[Dataset records]
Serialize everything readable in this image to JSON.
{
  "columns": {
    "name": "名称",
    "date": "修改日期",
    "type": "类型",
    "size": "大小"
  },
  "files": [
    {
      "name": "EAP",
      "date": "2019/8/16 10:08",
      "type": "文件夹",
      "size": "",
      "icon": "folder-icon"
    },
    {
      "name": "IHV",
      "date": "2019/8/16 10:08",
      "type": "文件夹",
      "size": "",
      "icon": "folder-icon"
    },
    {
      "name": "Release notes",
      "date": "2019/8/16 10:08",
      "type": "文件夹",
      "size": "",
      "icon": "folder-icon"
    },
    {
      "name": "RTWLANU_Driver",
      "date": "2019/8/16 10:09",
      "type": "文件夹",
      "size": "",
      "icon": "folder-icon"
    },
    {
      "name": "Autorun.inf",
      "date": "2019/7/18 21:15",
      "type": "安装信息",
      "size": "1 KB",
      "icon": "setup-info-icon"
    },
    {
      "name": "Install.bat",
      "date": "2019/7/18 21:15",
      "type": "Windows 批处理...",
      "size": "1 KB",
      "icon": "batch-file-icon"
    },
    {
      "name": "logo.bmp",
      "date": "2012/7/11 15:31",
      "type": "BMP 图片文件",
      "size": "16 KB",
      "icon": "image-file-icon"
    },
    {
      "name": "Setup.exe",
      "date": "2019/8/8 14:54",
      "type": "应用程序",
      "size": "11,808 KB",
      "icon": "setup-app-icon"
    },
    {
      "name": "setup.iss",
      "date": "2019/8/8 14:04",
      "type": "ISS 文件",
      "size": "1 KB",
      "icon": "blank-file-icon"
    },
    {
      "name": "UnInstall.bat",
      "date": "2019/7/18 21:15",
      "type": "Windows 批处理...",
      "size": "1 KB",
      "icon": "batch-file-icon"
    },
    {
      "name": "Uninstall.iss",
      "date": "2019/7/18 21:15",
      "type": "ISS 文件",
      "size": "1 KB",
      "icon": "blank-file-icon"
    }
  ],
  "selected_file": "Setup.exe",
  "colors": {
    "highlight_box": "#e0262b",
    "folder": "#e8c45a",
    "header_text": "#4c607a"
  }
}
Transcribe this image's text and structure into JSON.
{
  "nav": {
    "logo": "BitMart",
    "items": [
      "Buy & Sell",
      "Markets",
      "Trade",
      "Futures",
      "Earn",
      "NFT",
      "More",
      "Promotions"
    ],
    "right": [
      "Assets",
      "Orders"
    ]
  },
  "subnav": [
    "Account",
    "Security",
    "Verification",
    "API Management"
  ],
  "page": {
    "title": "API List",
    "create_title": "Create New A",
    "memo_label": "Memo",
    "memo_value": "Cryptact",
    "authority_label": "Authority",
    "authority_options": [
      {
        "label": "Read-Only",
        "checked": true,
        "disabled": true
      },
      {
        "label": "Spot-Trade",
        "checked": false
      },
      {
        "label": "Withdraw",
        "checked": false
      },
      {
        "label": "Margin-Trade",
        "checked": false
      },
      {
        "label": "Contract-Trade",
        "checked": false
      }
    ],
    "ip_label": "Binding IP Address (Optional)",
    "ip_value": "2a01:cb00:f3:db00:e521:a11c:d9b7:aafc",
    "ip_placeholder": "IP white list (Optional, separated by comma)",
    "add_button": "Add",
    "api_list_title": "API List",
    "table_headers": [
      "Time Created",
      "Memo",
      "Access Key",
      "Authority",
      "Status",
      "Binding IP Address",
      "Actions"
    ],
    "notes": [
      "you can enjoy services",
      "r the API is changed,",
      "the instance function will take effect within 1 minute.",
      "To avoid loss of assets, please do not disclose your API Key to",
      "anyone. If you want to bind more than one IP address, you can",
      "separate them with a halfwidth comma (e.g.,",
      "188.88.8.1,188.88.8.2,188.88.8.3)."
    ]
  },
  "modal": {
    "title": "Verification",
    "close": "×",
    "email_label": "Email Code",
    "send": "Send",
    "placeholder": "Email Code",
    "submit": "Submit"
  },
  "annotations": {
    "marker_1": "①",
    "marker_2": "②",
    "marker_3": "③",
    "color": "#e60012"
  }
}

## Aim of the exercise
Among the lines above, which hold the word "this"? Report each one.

## Output
Serialize everything readable in this image to JSON.
Transcribe this image's text and structure into JSON.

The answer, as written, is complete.